WORK TASK
When a line of the entries contains "username", please list that line.
━━━━━ RECORDS ━━━━━
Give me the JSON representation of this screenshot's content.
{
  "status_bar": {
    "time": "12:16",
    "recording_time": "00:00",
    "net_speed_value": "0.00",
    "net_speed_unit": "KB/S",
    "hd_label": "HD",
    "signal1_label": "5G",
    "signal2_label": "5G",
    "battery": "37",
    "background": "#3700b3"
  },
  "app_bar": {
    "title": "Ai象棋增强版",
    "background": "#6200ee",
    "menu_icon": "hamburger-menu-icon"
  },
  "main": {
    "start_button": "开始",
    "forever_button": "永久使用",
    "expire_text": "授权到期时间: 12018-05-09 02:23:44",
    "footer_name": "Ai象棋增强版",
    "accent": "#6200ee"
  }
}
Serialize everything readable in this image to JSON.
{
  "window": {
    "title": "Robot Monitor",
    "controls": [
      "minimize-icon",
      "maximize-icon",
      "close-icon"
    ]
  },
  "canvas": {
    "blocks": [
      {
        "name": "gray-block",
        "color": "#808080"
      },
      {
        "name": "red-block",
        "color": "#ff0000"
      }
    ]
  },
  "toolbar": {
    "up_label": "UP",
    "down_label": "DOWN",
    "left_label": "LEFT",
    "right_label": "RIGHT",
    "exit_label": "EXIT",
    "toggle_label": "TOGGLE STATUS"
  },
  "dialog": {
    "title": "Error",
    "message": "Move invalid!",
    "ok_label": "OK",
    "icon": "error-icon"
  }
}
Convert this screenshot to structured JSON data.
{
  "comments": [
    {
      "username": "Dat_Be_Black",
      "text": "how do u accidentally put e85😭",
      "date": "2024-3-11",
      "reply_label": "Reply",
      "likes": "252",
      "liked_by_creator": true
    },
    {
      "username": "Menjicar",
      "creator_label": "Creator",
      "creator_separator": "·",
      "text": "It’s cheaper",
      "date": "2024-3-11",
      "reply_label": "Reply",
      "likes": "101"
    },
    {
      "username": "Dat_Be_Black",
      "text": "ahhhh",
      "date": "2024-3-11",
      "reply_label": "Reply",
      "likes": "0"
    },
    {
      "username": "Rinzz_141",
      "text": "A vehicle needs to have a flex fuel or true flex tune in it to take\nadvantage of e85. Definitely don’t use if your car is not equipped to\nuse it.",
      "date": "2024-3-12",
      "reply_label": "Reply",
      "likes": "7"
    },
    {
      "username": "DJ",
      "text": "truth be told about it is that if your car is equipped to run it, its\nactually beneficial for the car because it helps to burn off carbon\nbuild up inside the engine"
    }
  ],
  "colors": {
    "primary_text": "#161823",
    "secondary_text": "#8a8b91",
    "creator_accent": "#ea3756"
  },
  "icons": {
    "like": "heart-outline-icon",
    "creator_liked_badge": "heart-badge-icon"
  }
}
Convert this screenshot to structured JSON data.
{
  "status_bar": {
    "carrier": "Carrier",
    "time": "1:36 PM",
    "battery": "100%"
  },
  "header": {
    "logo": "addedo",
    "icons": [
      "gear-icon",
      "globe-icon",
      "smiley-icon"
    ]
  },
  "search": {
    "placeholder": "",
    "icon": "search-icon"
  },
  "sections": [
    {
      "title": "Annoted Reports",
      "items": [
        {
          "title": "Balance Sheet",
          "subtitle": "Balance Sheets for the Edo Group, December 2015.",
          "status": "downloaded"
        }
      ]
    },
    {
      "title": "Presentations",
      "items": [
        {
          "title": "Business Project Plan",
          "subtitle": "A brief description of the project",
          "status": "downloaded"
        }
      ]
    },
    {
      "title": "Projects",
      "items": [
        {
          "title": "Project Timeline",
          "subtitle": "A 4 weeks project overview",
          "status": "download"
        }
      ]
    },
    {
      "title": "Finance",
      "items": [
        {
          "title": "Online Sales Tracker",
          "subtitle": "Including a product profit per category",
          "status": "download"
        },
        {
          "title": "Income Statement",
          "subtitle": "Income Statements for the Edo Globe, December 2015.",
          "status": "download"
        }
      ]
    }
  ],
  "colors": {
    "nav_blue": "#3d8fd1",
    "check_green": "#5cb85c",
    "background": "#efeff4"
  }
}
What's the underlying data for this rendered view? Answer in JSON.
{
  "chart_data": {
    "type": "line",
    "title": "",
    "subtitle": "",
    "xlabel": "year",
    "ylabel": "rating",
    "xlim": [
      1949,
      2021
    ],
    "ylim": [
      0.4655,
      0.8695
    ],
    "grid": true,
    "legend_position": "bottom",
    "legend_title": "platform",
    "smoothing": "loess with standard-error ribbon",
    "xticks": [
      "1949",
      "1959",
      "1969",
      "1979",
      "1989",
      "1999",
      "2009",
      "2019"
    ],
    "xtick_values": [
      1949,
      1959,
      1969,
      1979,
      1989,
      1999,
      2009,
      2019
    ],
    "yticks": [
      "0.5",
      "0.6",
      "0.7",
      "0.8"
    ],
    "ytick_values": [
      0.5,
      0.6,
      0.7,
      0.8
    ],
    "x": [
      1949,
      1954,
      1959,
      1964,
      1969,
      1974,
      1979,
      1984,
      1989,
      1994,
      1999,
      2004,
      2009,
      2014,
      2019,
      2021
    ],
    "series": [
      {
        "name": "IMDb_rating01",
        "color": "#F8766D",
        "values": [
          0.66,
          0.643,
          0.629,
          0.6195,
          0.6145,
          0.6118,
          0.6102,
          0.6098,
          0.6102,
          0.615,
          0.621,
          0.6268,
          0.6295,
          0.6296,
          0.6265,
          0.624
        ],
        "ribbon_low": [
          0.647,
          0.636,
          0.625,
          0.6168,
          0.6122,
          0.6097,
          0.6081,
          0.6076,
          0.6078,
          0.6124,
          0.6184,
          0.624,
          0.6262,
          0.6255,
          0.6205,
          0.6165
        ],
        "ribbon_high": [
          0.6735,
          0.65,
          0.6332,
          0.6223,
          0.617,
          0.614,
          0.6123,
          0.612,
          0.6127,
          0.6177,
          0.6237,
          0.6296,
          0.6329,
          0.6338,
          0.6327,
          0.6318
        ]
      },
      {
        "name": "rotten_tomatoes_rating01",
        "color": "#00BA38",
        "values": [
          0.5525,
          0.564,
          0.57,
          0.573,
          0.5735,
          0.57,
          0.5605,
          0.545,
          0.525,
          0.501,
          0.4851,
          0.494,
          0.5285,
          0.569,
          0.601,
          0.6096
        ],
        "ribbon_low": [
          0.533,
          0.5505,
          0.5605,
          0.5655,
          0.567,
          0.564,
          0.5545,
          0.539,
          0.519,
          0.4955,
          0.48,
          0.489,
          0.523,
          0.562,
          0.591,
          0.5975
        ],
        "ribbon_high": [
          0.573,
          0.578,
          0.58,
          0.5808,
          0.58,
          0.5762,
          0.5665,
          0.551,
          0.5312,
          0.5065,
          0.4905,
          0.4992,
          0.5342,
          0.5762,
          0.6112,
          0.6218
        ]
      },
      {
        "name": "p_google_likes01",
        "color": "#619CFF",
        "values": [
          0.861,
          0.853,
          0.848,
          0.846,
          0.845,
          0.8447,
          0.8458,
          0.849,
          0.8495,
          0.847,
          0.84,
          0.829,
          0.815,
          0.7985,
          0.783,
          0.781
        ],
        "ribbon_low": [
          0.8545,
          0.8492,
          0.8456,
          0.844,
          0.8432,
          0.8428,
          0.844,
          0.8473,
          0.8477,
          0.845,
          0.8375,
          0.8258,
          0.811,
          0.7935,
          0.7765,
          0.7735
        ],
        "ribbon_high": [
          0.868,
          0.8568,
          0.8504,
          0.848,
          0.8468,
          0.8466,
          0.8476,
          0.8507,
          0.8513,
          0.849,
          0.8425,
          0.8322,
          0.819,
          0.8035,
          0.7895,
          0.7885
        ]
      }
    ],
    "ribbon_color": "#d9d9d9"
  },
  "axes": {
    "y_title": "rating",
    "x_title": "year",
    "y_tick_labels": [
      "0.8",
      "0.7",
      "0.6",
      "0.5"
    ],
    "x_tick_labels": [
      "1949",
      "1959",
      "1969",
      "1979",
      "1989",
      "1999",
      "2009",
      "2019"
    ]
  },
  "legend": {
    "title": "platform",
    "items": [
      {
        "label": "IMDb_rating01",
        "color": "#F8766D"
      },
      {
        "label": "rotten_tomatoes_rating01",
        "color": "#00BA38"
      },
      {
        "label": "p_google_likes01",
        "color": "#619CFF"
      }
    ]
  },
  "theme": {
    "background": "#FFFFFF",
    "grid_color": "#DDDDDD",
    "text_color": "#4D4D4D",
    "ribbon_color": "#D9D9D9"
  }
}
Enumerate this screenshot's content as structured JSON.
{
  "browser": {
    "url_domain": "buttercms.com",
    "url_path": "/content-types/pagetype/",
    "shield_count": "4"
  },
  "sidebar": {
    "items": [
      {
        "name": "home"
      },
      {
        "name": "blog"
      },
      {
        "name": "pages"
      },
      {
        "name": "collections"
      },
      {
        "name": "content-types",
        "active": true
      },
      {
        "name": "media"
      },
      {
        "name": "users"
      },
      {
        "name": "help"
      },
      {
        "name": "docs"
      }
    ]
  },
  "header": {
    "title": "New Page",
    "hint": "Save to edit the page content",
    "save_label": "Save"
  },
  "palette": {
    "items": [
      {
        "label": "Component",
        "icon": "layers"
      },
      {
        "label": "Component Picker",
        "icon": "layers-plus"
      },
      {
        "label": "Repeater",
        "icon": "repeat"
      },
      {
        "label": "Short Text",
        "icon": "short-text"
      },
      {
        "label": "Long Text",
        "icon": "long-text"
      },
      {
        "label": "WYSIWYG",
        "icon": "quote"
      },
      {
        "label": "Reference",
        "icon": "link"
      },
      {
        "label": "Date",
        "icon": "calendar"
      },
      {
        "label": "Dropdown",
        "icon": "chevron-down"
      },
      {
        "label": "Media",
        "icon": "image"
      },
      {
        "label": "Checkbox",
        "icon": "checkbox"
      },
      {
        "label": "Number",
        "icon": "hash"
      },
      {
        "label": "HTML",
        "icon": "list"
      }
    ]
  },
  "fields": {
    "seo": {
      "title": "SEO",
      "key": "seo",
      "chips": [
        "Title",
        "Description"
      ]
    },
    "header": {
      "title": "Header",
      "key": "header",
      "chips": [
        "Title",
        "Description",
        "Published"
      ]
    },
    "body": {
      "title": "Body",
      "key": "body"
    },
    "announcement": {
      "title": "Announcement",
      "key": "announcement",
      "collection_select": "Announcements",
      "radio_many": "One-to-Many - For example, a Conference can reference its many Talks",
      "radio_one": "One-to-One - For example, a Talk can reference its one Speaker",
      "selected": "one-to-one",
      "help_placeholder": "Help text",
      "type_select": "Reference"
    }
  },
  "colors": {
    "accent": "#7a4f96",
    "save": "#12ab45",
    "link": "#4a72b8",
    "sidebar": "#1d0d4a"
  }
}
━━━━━
WRITTEN RESPONSE
      "username": "Dat_Be_Black",
      "username": "Menjicar",
      "username": "Dat_Be_Black",
      "username": "Rinzz_141",
      "username": "DJ",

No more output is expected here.